:: Task objective ::
The data is to be retyped in full, exactly.

==================================================

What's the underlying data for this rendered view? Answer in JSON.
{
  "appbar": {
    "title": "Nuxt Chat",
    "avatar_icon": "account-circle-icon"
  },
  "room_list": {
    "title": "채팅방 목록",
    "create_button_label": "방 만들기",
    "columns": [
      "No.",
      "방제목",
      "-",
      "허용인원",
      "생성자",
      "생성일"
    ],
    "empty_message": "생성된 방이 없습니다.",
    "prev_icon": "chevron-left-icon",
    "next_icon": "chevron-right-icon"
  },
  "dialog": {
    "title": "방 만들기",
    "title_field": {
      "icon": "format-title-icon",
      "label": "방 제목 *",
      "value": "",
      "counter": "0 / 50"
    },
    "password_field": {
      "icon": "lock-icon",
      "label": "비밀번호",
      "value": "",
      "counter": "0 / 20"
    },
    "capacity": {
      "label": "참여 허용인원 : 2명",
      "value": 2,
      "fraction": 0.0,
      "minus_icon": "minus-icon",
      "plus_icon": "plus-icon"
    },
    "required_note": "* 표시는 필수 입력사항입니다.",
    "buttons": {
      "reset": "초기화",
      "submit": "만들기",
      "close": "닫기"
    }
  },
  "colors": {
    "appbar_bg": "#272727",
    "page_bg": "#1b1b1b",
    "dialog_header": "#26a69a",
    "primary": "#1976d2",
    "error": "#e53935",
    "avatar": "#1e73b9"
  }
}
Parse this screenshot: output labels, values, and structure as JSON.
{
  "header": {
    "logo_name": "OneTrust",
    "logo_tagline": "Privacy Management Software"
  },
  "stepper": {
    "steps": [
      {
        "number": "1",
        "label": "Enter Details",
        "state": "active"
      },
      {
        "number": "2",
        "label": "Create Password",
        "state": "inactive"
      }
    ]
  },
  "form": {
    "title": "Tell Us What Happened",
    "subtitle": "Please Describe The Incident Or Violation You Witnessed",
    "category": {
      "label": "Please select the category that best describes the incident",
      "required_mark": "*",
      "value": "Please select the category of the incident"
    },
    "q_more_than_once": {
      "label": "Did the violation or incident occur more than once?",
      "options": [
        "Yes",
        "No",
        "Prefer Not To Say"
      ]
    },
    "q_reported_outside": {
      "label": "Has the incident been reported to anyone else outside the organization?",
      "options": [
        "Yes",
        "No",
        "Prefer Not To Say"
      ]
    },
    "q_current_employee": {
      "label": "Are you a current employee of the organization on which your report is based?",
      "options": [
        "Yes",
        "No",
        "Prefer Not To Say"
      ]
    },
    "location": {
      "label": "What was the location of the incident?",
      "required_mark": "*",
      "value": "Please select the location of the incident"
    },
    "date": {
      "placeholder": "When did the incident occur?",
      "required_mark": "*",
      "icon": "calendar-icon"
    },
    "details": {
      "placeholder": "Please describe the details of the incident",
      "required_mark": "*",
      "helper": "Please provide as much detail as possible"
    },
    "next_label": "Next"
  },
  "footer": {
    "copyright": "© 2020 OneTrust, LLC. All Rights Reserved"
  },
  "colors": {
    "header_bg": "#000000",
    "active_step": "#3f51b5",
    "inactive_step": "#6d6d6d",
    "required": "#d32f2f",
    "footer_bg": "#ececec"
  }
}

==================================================

:: Answer section ::
What's the underlying data for this rendered view? Answer in JSON.
{
  "appbar": {
    "title": "Nuxt Chat",
    "avatar_icon": "account-circle-icon"
  },
  "room_list": {
    "title": "채팅방 목록",
    "create_button_label": "방 만들기",
    "columns": [
      "No.",
      "방제목",
      "-",
      "허용인원",
      "생성자",
      "생성일"
    ],
    "empty_message": "생성된 방이 없습니다.",
    "prev_icon": "chevron-left-icon",
    "next_icon": "chevron-right-icon"
  },
  "dialog": {
    "title": "방 만들기",
    "title_field": {
      "icon": "format-title-icon",
      "label": "방 제목 *",
      "value": "",
      "counter": "0 / 50"
    },
    "password_field": {
      "icon": "lock-icon",
      "label": "비밀번호",
      "value": "",
      "counter": "0 / 20"
    },
    "capacity": {
      "label": "참여 허용인원 : 2명",
      "value": 2,
      "fraction": 0.0,
      "minus_icon": "minus-icon",
      "plus_icon": "plus-icon"
    },
    "required_note": "* 표시는 필수 입력사항입니다.",
    "buttons": {
      "reset": "초기화",
      "submit": "만들기",
      "close": "닫기"
    }
  },
  "colors": {
    "appbar_bg": "#272727",
    "page_bg": "#1b1b1b",
    "dialog_header": "#26a69a",
    "primary": "#1976d2",
    "error": "#e53935",
    "avatar": "#1e73b9"
  }
}
Parse this screenshot: output labels, values, and structure as JSON.
{
  "header": {
    "logo_name": "OneTrust",
    "logo_tagline": "Privacy Management Software"
  },
  "stepper": {
    "steps": [
      {
        "number": "1",
        "label": "Enter Details",
        "state": "active"
      },
      {
        "number": "2",
        "label": "Create Password",
        "state": "inactive"
      }
    ]
  },
  "form": {
    "title": "Tell Us What Happened",
    "subtitle": "Please Describe The Incident Or Violation You Witnessed",
    "category": {
      "label": "Please select the category that best describes the incident",
      "required_mark": "*",
      "value": "Please select the category of the incident"
    },
    "q_more_than_once": {
      "label": "Did the violation or incident occur more than once?",
      "options": [
        "Yes",
        "No",
        "Prefer Not To Say"
      ]
    },
    "q_reported_outside": {
      "label": "Has the incident been reported to anyone else outside the organization?",
      "options": [
        "Yes",
        "No",
        "Prefer Not To Say"
      ]
    },
    "q_current_employee": {
      "label": "Are you a current employee of the organization on which your report is based?",
      "options": [
        "Yes",
        "No",
        "Prefer Not To Say"
      ]
    },
    "location": {
      "label": "What was the location of the incident?",
      "required_mark": "*",
      "value": "Please select the location of the incident"
    },
    "date": {
      "placeholder": "When did the incident occur?",
      "required_mark": "*",
      "icon": "calendar-icon"
    },
    "details": {
      "placeholder": "Please describe the details of the incident",
      "required_mark": "*",
      "helper": "Please provide as much detail as possible"
    },
    "next_label": "Next"
  },
  "footer": {
    "copyright": "© 2020 OneTrust, LLC. All Rights Reserved"
  },
  "colors": {
    "header_bg": "#000000",
    "active_step": "#3f51b5",
    "inactive_step": "#6d6d6d",
    "required": "#d32f2f",
    "footer_bg": "#ececec"
  }
}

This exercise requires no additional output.